In addition, Tornadus is often paired with Celebi Prime and thus 2-shots you as well, often do 80 damage by turn one with the help of DCE. On top of that, with Skyarrow Bridge out, the Tornadus can simply fall back to another (or a Mewtwo EX/Virizion NVI) and put you in a million miles of trouble. Thus, we begin to see some the flaws in mono Terrakion that require teching to fix consistently.
Same argument as Tornadus as far as 2-shotting; Shaymin hits for weakness while resisting you. Ultimately the 2-Prize reward for a 110 HP makes Shaymin more appetizing than Tornadus or Virizion; however, this dude will one shot you (which can be set up in one turn with Celebi Prime) with either 1 Prize taken and a PlusPower, or 2 Prizes onward – meaning he can sometimes take two Terrakion off ya before you wipe ‘em out in a mono Terrakion deck (with the probable help of Catcher), evening out the prize field.
While this may not seem so bad, the tables turn pretty quickly if you have trouble reviving those Terrakion, or do not recover quite as fast as they do.
Same argument as Tornadus as far as 2-shotting with the abuse of retreat goes, Virizion hits for weakness. Again, this guy can be hitting you for 80 as early as turn one as well, and then it will only be 1HKO after that. While you will, of course, kill him off with a Retaliate, eventually, no matter what, they stay ahead in the prize race due to the non-EX factor.
This makes Virizion a formidable foe. Double PlusPower is your ally here for the 1HKO revenge Retaliate or Land Crush, and one pulled off with a hand disruption beforehand, like N or Judge, to avoid the quick recovery next turn can seal the deal for a little while, if indeed they only tech one or two to counter you.
The only other card I have heard of giving mono Terrakion real trouble; while the above scenarios I have actually encountered in testing, due to TyRam being not that popular anymore, I have not encountered this myself. This issue is that Flare Destroy will consistently defeat your manual Energy attachment for the turn, leaving you always one Energy behind, even with Exp. Share, until at least one or two Terrakion are KO’d. All in all, I would not worry too much about this – the same argument is applied for Crushing Hammer after all.

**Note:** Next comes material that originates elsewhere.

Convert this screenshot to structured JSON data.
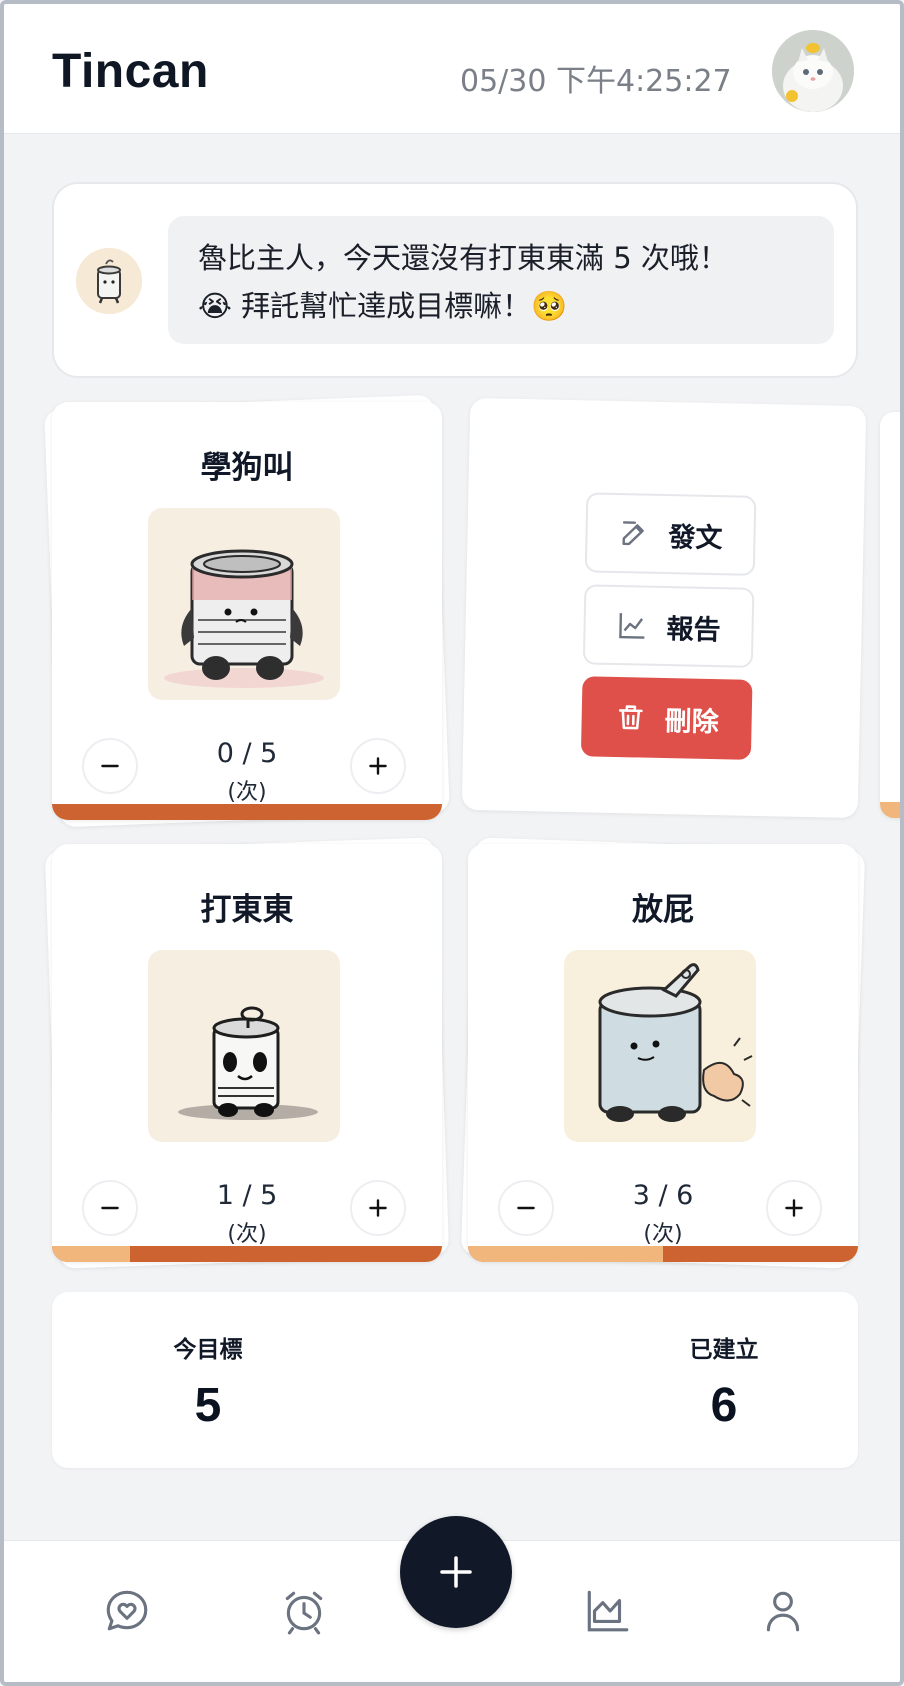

As I mentioned in the forums, unless the Typhlosion is active and hitting by T2 or T3 with Flare Destroy, you should be able to see it coming and use Catcher/Crushing Hammer to disrupt the flow early enough before they are entirely set up with the big momma. I cannot speak entirely confidently on the matter, however, so I thought I would note him as a threat nonetheless.
MONO TERRAKION DECK CONCLUSION

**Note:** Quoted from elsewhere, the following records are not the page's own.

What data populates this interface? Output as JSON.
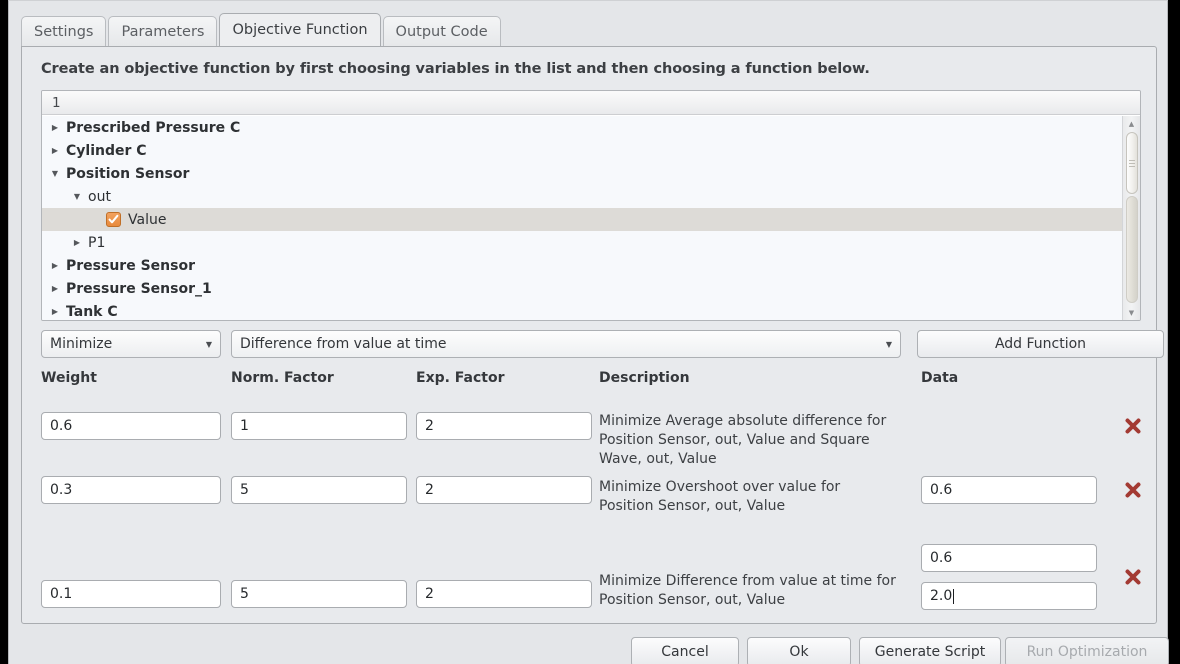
{
  "tabs": [
    {
      "label": "Settings",
      "active": false
    },
    {
      "label": "Parameters",
      "active": false
    },
    {
      "label": "Objective Function",
      "active": true
    },
    {
      "label": "Output Code",
      "active": false
    }
  ],
  "instruction": "Create an objective function by first choosing variables in the list and then choosing a function below.",
  "tree": {
    "column_header": "1",
    "rows": [
      {
        "label": "Prescribed Pressure C",
        "indent": 0,
        "twisty": "collapsed",
        "bold": true,
        "checkbox": false,
        "selected": false
      },
      {
        "label": "Cylinder C",
        "indent": 0,
        "twisty": "collapsed",
        "bold": true,
        "checkbox": false,
        "selected": false
      },
      {
        "label": "Position Sensor",
        "indent": 0,
        "twisty": "expanded",
        "bold": true,
        "checkbox": false,
        "selected": false
      },
      {
        "label": "out",
        "indent": 1,
        "twisty": "expanded",
        "bold": false,
        "checkbox": false,
        "selected": false
      },
      {
        "label": "Value",
        "indent": 2,
        "twisty": "none",
        "bold": false,
        "checkbox": true,
        "selected": true
      },
      {
        "label": "P1",
        "indent": 1,
        "twisty": "collapsed",
        "bold": false,
        "checkbox": false,
        "selected": false
      },
      {
        "label": "Pressure Sensor",
        "indent": 0,
        "twisty": "collapsed",
        "bold": true,
        "checkbox": false,
        "selected": false
      },
      {
        "label": "Pressure Sensor_1",
        "indent": 0,
        "twisty": "collapsed",
        "bold": true,
        "checkbox": false,
        "selected": false
      },
      {
        "label": "Tank C",
        "indent": 0,
        "twisty": "collapsed",
        "bold": true,
        "checkbox": false,
        "selected": false
      }
    ]
  },
  "controls": {
    "goal": "Minimize",
    "function": "Difference from value at time",
    "add_function_label": "Add Function"
  },
  "columns": {
    "weight": "Weight",
    "norm_factor": "Norm. Factor",
    "exp_factor": "Exp. Factor",
    "description": "Description",
    "data": "Data"
  },
  "objectives": [
    {
      "weight": "0.6",
      "norm_factor": "1",
      "exp_factor": "2",
      "description": "Minimize Average absolute difference for Position Sensor, out, Value and Square Wave, out, Value",
      "data": [],
      "delete_icon": "x-icon"
    },
    {
      "weight": "0.3",
      "norm_factor": "5",
      "exp_factor": "2",
      "description": "Minimize Overshoot over value for Position Sensor, out, Value",
      "data": [
        "0.6"
      ],
      "delete_icon": "x-icon"
    },
    {
      "weight": "0.1",
      "norm_factor": "5",
      "exp_factor": "2",
      "description": "Minimize Difference from value at time for Position Sensor, out, Value",
      "data": [
        "0.6",
        "2.0"
      ],
      "delete_icon": "x-icon"
    }
  ],
  "footer": {
    "cancel": "Cancel",
    "ok": "Ok",
    "generate_script": "Generate Script",
    "run_optimization": "Run Optimization"
  },
  "colors": {
    "checkbox_orange": "#e88a3c",
    "delete_x_red": "#a33a33",
    "selection_gray": "#dddbd7"
  }
}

In a totally stale Electric meta, this deck can really shine. Otherwise, it is too simple and limited to be able to handle a wide variety of matchups. In other words, as time goes on, either this deck will have to find suitable techs that fit without ruining consistency (it is a very flexible deck after all), or fade away.
The likes of Tornadus and Virizion with free retreat is hard to stomach when you only have Terrakion to help and you find yourself relying on Crushing Hammer/hand disruption to stand a chance in the prize race (and both being so easy to tech to counter your whole deck).
On a personal side note, mirror matchup against mono Terrakion is perhaps the most boring game of all time.
FUTURE OF TERRAKION
If indeed in the next set we see a rise in play of Dark type due to a built-in Trainer Energy acceleration of Dark Patch and auto free retreat of Darkrai EX, this is only good news for Terrakion.
We can also add Raikou-EX on the list of our 1HKOers, while Tornadus EX is just terrifying – I mean, let’s be honest – with a Skyarrow Bridge out, he is a Basic with 170 HP, free retreat, can do 60 for a lone DCE, and 100 for a DCE and a G Energy from Celebi Prime – in other words, 100 damage first turn instead of the 80 we are seeing now from CMT. My goodness.